Nova is 7-6 with a 4.90 ERA in 15 starts and six relief appearances, his inconsistency among the reasons the Yankees have struggled for much of this season. He was 6-11 with a 5.07 ERA over 17 starts last year in his return from Tommy John surgery.
“Hopefully I can put it together over there,” Nova said of Pittsburgh.
As for the Mets, they overcame a setback earlier Monday and eventually reached a deal with the Cincinnati Reds for slugger Jay Bruce.
“This was an opportunity to deal from a position of relative strength in the system to acquire some offense that we felt we needed,” Mets general manager Sandy Alderson said.
According to various reports, New York first had a deal in place with Cincinnati, but a medical issue with one of the Mets’ players initially in the trade put things on hold, forcing the teams to try to come to an agreement on a new player.
And come to an agreement they did.
Young infielder Dilson Herrera and minor league pitcher Max Wotell were sent to the Reds, as the Mets bolstered their depleted lineup prior to the 4 p.m. non-waiver trade deadline.
“The only thing to do now is go play baseball, and that’s what I’m going to do,” Bruce told Fox Sports’ Ken Rosenthal after learning of the trade.
Just before the clock ran out, the Mets reacquired left-hander Jon Niese from Pittsburgh for reliever Antonio Bastardo.
The Mets (54-50), who sit 2 1/2 games out of the second wild card spot in the National League, have struggled mightily on offense all season, including epic problems with runners in scoring position. Injuries have not helped matters as first baseman Lucas Duda has been out for months with a stress fracture in his back, and David Wright is out for the season due to a neck injury. Juan Lagares, Asdrubal Cabrera and Jose Reyes are also currently sidelined.
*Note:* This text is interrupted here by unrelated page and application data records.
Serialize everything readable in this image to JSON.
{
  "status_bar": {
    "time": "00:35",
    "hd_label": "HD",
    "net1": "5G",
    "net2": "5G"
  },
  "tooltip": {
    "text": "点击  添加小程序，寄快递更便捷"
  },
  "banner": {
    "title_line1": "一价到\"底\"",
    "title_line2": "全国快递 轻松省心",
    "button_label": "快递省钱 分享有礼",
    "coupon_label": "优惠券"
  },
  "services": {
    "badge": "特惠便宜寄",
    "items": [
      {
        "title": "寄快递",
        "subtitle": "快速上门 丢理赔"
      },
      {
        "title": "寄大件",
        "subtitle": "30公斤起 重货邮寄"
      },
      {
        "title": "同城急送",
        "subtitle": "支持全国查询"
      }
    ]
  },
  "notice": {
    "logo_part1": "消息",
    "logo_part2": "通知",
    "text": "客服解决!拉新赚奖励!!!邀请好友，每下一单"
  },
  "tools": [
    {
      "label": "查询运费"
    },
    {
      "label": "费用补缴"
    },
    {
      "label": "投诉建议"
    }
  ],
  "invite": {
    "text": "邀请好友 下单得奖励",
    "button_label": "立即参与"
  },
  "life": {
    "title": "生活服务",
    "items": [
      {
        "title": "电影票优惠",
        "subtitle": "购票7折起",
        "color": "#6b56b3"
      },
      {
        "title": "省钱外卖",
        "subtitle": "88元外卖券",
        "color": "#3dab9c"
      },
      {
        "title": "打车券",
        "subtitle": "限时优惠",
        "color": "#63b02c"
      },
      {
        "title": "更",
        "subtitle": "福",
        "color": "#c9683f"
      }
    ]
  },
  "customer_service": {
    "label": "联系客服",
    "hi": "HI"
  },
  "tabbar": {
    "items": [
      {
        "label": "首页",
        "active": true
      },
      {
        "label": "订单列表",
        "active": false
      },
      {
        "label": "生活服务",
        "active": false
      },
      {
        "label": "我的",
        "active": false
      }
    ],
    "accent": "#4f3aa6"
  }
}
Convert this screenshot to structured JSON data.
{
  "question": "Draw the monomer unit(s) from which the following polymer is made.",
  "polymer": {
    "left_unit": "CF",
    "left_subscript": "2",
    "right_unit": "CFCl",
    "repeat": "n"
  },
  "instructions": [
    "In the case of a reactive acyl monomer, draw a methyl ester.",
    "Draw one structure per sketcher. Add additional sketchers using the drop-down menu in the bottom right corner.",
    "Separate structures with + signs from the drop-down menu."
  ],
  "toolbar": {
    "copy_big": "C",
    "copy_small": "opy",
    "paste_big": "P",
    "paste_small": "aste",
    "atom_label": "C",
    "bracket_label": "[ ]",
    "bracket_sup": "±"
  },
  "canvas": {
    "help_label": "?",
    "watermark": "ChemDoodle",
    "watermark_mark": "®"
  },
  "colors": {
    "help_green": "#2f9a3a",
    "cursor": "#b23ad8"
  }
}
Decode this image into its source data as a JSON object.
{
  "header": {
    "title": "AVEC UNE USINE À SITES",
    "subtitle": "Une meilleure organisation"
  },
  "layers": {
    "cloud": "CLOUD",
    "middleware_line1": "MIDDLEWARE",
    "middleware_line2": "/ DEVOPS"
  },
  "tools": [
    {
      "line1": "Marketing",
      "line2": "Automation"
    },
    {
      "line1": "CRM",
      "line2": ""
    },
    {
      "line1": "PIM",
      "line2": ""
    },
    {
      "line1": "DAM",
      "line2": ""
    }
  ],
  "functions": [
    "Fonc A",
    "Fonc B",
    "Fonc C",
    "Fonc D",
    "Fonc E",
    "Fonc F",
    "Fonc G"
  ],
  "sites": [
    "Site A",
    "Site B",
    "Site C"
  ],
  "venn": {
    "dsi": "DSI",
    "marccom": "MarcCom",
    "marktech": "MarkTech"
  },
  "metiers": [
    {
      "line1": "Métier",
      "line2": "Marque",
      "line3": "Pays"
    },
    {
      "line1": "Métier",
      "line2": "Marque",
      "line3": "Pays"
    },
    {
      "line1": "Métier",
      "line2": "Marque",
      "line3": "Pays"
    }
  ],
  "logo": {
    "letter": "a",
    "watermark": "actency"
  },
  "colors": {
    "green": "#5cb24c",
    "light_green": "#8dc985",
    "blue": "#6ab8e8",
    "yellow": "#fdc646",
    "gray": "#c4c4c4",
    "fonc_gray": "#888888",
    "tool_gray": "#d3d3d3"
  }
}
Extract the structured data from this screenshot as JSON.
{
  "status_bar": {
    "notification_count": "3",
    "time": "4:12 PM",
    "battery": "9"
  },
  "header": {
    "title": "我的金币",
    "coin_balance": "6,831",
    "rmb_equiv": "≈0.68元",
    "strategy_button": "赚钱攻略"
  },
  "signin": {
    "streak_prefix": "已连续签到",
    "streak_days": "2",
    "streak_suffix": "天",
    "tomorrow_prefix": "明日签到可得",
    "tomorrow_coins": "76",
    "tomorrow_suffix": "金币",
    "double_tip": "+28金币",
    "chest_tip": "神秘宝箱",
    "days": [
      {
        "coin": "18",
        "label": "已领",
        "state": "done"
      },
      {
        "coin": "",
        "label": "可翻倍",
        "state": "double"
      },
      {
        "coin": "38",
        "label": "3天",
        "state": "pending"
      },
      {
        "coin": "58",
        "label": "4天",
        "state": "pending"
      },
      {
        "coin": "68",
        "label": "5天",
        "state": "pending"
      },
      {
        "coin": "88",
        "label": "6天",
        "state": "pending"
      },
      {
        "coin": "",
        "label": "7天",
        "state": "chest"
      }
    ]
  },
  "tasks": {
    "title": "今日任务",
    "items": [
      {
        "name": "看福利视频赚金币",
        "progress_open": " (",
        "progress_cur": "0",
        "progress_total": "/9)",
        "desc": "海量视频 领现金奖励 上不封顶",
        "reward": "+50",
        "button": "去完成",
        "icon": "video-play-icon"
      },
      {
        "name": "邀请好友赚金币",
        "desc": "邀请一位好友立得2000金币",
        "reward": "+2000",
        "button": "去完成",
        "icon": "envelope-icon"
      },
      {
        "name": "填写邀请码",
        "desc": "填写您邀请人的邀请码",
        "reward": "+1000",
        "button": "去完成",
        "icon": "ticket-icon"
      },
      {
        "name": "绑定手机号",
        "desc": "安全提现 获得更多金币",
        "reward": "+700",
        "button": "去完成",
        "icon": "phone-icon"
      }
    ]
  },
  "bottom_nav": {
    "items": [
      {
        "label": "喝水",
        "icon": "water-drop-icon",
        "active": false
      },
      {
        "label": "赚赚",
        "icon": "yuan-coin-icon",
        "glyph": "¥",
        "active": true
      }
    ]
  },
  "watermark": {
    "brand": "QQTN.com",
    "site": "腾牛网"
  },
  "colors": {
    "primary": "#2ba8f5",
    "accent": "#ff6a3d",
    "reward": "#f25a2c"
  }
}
Bruce makes sense on several levels. He has 25 homers and an NL-leading 80 RBIs. He is also hitting .360 with 52 RBIs, four doubles, two triples and eight home runs with RISP.
“I do think, given our situation right now and the quality of players we have right now otherwise in the clubhouse, somebody like Jay Bruce can be a catalyst for more productive performance out of the other players that we have, especially sitting in the middle of our order,” Alderson said.
The 29-year-old outfielder’s contract contains a 2017 team option for $13 million, which could offset the potential loss of Yoenis Cespedes, who can opt out of his contract after this season. If Cespedes returns next season, the Mets will have a formidable outfield, from an offensive perspective.
“We would not have done the deal without the extra year of control,” Alderson said. “We were not looking for a rental player, certainly not looking to give up the kind of talent we did for the next two months.”
In nine major league seasons, Bruce has 233 homers and 718 RBIs.